At a conference at the Hordern Pavilion in Sydney, attended by the cream of the Australian marketing industry, Telstra’s Chief Marketing Officer extolled the virtues of YouTube, detailing the role it played in the outstanding success of their new “Thrive On” campaign. It was described as the most successful in Telstra’s history. (Though I am not quite sure how this was measured).
It received 1.5 million views on YouTube. It was emphasised that 60 per cent of theses viewers did not switch off after three seconds, but saw it through to the end i.e. 900,000 people.
As well as the numbers generated by YouTube, the value was highlighted with a CPM of just $9 compared to $23 for FTA TV.
All sounds great. But Ritson applied a bit of basic maths and looked at the whole picture.
- Getting 900,000 people to look at an advertising video is not to be sneezed at, but this equates to just 5 per cent of Telstra’ 17 million customers all of whom were “invited”, via email, to view it.
- These views were totalled over a two-month period.
- After just one week, Telstra’s ad had 10 million impressions on TV. Over two months that figure was around 90 million
- Most viewers saw it more than the effective 3 times frequency on TV.
- Comparing the two, 98 per cent of the video views were on TV and just over 1 per cent on YouTube
But the role TV played in the campaign was not recognised. To any impressionable person in the audience, YouTube was the hero and TV was yesterday’s hero. It is hard to put an accurate percentage on this, but I would guess that well over half of the audience started their careers in the “digital era” and have fed and believed that online and social as the future believe that time spent understanding traditional media is time wasted – we have a whole generation of marketers who have been brain washed.
As an aside, Senator Dastyari, the Labor Senator who was recently forced to resign for accepting money from Chinese businesses (and by extension, the Chinese government), is the darling of the young progressives. He named his 10 most evil companies – no surprise it was made up of the 4 big banks, the 3 big miners, Coles, Woolworths and Telstra. He did not nominate Apple, Google or Facebook. They are technology companies (well, Facebook and Google really are media companies, but to concede this would seriously cramp their style by having to work within the same constrictive legislative framework as the traditional media companies.). The point – no one in our industry wants to be seen as living in the past. Facebook and Google (outside of their search business) do not come in for anything but the most cursory of scrutiny.
Telstra generates around $9 billion annually from video streaming, of which $1.9 billion comes from YouTube.
So there is a bloody big conflict of interest happening here. But the problem is it is not just “here” but occurring all through the industry.
Is it any wonder so much money has been poured into social and online advertising? One of the largest advertisers in the country is essentially lauding YouTube as the major driver of their most successful campaign ever. And our largest media buyers are shrugging their shoulders and saying “Oh, well, it doesn’t really change anything”, when Facebook is accused of inflating their video watching time by up to 80 per cent. If that figure was say 10 per cent, such a response would be understandable, but 80%?

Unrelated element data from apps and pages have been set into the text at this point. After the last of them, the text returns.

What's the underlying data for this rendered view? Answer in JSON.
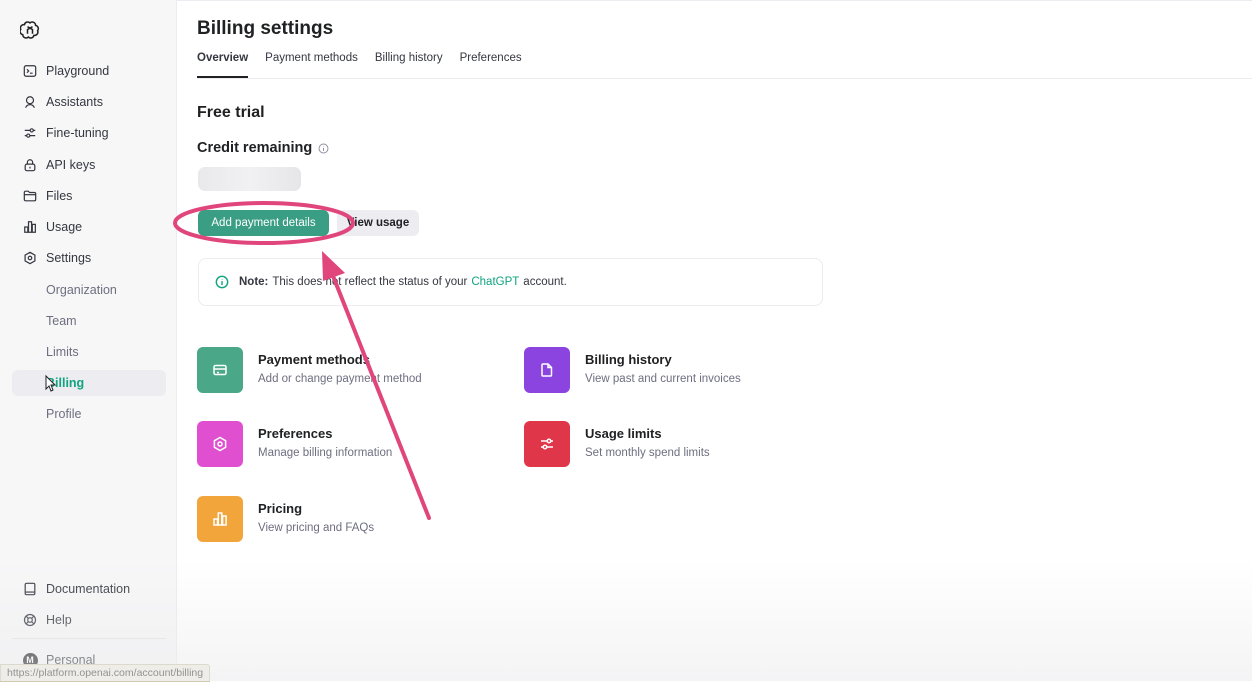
{
  "sidebar": {
    "logo_icon": "openai-logo-icon",
    "items": [
      {
        "label": "Playground",
        "icon": "terminal-icon"
      },
      {
        "label": "Assistants",
        "icon": "assistant-icon"
      },
      {
        "label": "Fine-tuning",
        "icon": "sliders-icon"
      },
      {
        "label": "API keys",
        "icon": "lock-icon"
      },
      {
        "label": "Files",
        "icon": "folder-icon"
      },
      {
        "label": "Usage",
        "icon": "bar-chart-icon"
      },
      {
        "label": "Settings",
        "icon": "gear-icon"
      }
    ],
    "settings_sub": [
      {
        "label": "Organization"
      },
      {
        "label": "Team"
      },
      {
        "label": "Limits"
      },
      {
        "label": "Billing",
        "active": true
      },
      {
        "label": "Profile"
      }
    ],
    "bottom": [
      {
        "label": "Documentation",
        "icon": "book-icon"
      },
      {
        "label": "Help",
        "icon": "lifebuoy-icon"
      }
    ],
    "account": {
      "avatar_letter": "M",
      "label": "Personal"
    }
  },
  "status_url": "https://platform.openai.com/account/billing",
  "header": {
    "title": "Billing settings",
    "tabs": [
      {
        "label": "Overview",
        "active": true
      },
      {
        "label": "Payment methods"
      },
      {
        "label": "Billing history"
      },
      {
        "label": "Preferences"
      }
    ]
  },
  "main": {
    "section_title": "Free trial",
    "credit_label": "Credit remaining",
    "add_payment_label": "Add payment details",
    "view_usage_label": "View usage",
    "note": {
      "prefix": "Note:",
      "text_before": "This does not reflect the status of your",
      "link": "ChatGPT",
      "text_after": "account."
    },
    "cards": [
      {
        "title": "Payment methods",
        "desc": "Add or change payment method",
        "color": "#4aa888",
        "icon": "credit-card-icon"
      },
      {
        "title": "Billing history",
        "desc": "View past and current invoices",
        "color": "#8b44e0",
        "icon": "document-icon"
      },
      {
        "title": "Preferences",
        "desc": "Manage billing information",
        "color": "#e04fd0",
        "icon": "gear-icon"
      },
      {
        "title": "Usage limits",
        "desc": "Set monthly spend limits",
        "color": "#e0364a",
        "icon": "sliders-icon"
      },
      {
        "title": "Pricing",
        "desc": "View pricing and FAQs",
        "color": "#f2a53b",
        "icon": "bar-chart-icon"
      }
    ]
  },
  "colors": {
    "accent": "#10a37f",
    "button": "#3a9e85",
    "annotation": "#e0457b"
  }
}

The old question springs to mind “Is it incompetence, or is it corruption”?
No wonder advisory and management consulting firms are increasingly becoming threats. PwC recently produced research for their clients saying advertising agencies can no longer be relied upon to communicate with a diverse society, as the majority of creative directors are male, white and middle class and hence lack the empathy required.

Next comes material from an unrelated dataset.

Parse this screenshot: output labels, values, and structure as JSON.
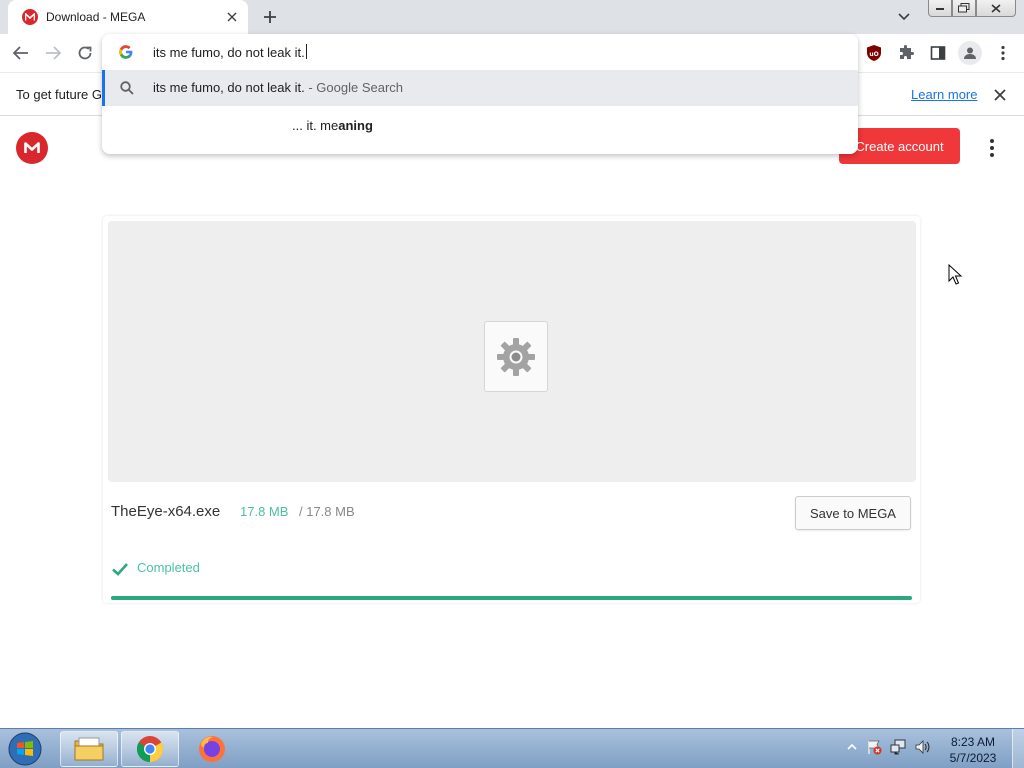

Twenty years ago it would have been unheard of for a firm, who started out as chartered accountants, to be commenting on our core “product” – creative.

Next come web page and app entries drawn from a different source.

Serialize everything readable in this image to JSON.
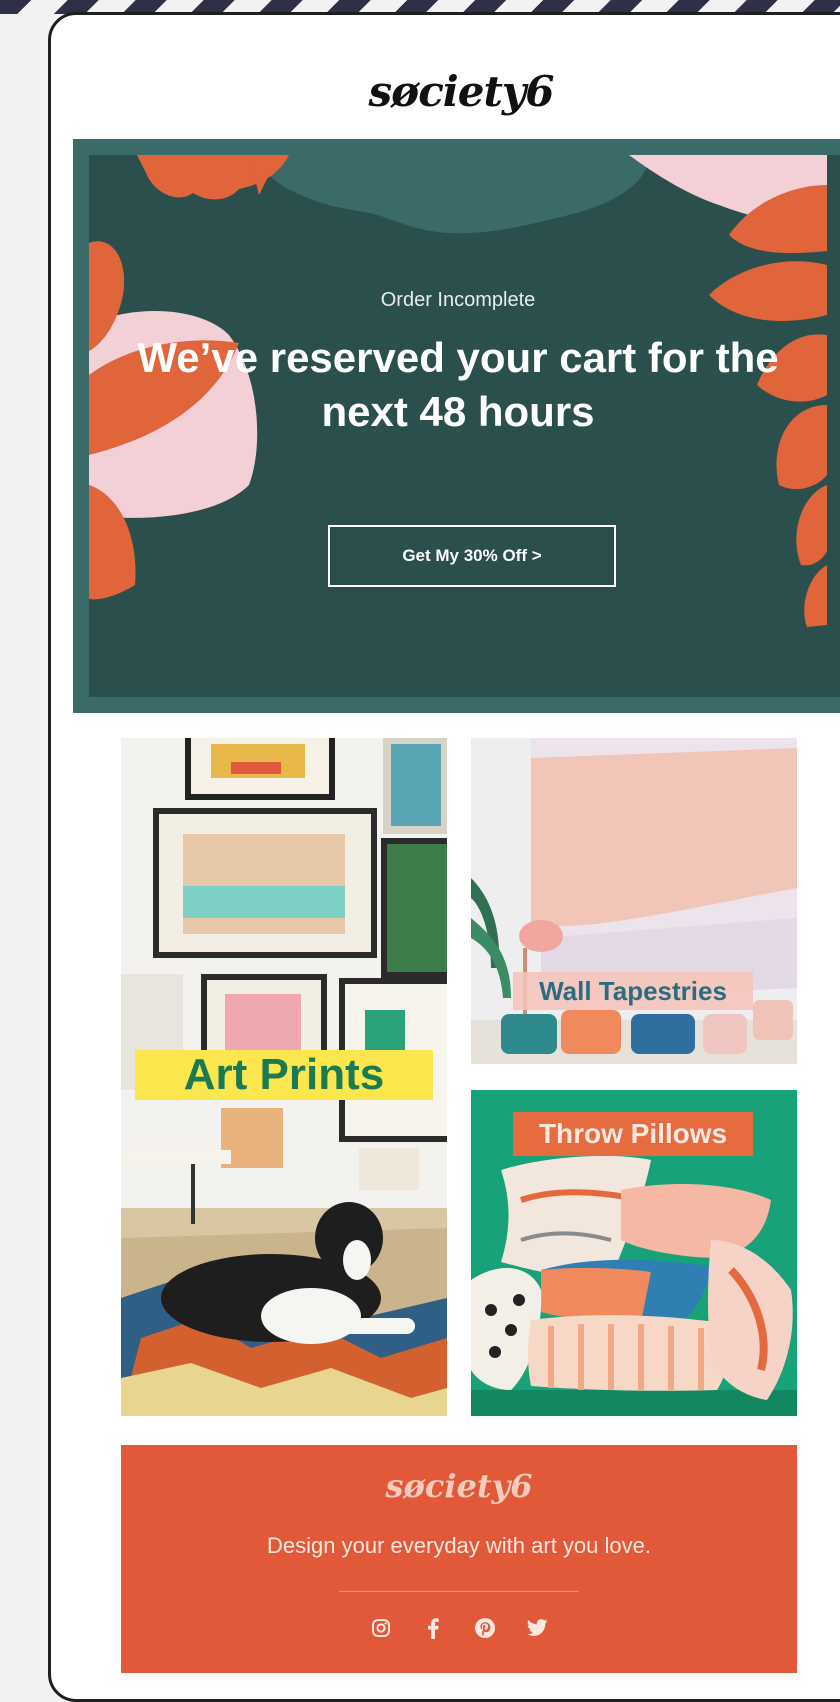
{
  "brand": {
    "logo_text": "søciety6"
  },
  "hero": {
    "eyebrow": "Order Incomplete",
    "headline": "We’ve reserved your cart for the next 48 hours",
    "cta_label": "Get My 30% Off  >"
  },
  "categories": [
    {
      "label": "Art Prints"
    },
    {
      "label": "Wall Tapestries"
    },
    {
      "label": "Throw Pillows"
    }
  ],
  "footer": {
    "logo_text": "søciety6",
    "tagline": "Design your everyday with art you love.",
    "social": [
      "instagram-icon",
      "facebook-icon",
      "pinterest-icon",
      "twitter-icon"
    ]
  },
  "colors": {
    "hero_bg": "#2a4f4d",
    "hero_border": "#3b6b68",
    "accent_orange": "#e2593a",
    "pink": "#f3cfd6",
    "art_label_bg": "#fbe74d",
    "art_label_text": "#1a7a52"
  }
}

But these guys have the ear of the CEOs and boards. It won’t be long before many start asking, “So if advertising agencies can longer be relied upon to create relevant communications, who can we rely upon”?
And they will smile and say “Us”.